■ INPUT FOR THIS TASK:
⟨

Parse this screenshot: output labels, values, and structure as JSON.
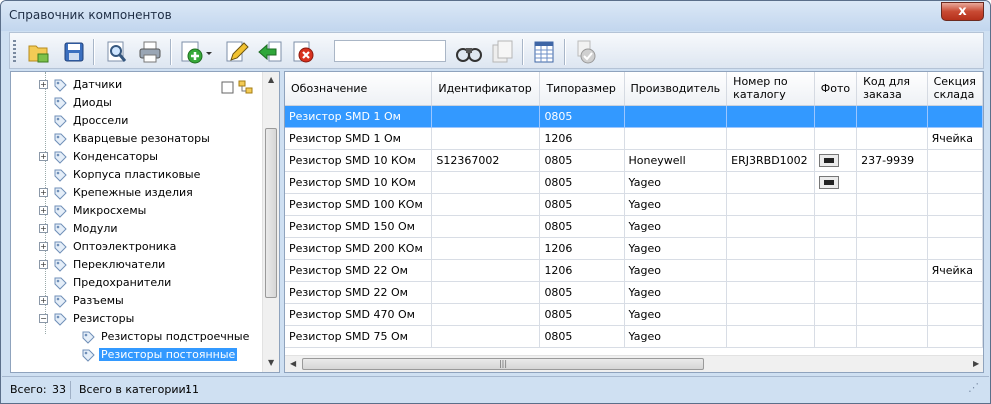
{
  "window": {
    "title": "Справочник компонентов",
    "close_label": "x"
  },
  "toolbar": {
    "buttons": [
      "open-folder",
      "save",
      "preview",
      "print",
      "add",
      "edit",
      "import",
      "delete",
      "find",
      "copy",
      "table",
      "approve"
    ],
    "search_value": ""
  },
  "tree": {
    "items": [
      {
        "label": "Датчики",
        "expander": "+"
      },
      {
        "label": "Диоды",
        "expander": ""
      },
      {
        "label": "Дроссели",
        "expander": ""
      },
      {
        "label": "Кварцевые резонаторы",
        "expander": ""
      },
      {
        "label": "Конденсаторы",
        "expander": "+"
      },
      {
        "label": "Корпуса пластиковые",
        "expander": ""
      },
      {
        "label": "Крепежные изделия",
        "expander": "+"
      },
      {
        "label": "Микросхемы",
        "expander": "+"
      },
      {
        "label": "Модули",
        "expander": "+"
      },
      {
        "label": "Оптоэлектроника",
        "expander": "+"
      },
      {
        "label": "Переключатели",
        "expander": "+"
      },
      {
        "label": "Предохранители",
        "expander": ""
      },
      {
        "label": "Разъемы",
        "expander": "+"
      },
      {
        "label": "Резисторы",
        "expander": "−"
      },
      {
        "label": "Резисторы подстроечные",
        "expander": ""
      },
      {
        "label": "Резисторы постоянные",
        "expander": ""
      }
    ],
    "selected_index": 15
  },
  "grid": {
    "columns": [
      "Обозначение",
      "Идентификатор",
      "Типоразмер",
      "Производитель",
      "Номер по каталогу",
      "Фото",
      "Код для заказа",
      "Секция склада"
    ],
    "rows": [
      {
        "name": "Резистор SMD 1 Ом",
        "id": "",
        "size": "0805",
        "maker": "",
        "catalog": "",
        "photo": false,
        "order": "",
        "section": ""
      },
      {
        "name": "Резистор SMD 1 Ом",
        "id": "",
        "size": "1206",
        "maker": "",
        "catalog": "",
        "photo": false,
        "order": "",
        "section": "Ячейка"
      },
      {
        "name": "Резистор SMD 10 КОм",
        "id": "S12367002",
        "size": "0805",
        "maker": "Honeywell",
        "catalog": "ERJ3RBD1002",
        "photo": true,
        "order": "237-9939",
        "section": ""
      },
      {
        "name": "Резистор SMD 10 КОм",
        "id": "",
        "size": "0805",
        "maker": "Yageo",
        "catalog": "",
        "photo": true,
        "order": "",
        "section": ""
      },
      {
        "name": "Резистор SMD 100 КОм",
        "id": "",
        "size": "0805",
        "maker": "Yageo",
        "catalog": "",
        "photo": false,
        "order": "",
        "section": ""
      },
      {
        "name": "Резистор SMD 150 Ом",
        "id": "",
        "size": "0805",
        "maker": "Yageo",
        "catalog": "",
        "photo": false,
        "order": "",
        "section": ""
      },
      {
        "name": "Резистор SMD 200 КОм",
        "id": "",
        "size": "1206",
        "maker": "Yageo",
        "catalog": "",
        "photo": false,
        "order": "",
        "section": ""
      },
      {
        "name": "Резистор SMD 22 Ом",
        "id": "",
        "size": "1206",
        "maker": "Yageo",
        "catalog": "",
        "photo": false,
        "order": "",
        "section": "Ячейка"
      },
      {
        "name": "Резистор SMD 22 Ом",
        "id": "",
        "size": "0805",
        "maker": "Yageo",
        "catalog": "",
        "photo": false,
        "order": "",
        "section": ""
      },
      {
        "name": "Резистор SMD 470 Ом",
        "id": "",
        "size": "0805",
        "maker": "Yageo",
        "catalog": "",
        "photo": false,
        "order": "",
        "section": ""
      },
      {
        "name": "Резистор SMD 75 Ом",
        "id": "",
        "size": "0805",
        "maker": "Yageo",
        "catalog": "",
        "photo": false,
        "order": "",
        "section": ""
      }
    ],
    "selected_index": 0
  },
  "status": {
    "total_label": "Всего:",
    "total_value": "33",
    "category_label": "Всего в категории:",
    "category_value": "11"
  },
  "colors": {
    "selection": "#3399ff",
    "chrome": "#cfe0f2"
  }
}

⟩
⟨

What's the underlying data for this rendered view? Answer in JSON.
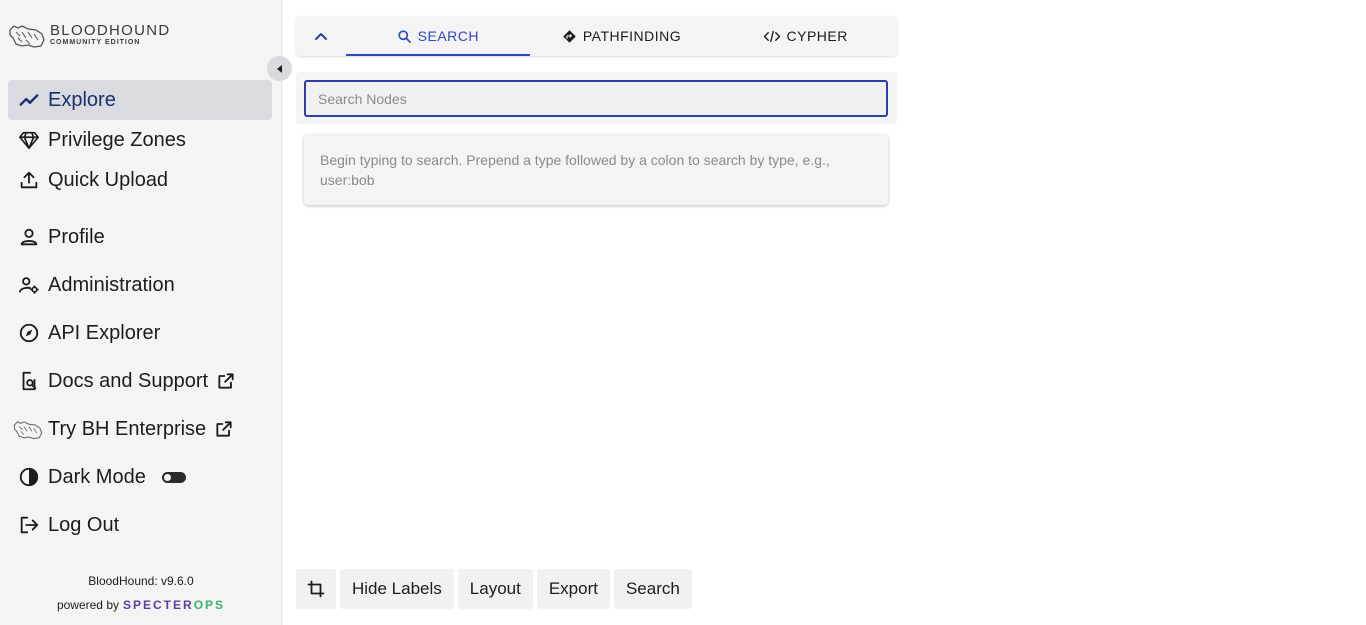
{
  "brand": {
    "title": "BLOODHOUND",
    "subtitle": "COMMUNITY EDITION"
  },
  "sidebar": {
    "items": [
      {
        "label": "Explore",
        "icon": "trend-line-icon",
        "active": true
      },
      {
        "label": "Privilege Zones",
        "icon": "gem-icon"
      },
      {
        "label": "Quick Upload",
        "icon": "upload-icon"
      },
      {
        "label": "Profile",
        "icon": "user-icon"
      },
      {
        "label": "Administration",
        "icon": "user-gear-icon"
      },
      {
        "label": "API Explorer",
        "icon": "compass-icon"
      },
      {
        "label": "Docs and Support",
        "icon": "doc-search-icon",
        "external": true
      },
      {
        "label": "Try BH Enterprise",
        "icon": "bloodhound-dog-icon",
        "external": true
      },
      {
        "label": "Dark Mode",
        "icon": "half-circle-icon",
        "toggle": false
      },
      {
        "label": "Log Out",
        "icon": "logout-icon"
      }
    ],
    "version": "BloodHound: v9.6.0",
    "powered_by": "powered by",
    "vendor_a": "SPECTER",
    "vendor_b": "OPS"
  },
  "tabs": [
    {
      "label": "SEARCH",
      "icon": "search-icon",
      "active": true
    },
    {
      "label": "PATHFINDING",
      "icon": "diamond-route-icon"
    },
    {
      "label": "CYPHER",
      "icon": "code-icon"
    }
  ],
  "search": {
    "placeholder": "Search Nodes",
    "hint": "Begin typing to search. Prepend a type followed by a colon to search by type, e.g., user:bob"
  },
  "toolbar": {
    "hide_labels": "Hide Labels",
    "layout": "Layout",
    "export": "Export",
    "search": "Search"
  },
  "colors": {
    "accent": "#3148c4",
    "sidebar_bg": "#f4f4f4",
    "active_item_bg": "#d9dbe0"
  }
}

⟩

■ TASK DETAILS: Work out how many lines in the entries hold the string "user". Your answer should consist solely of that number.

■ SOLUTION FOR THIS TASK: 3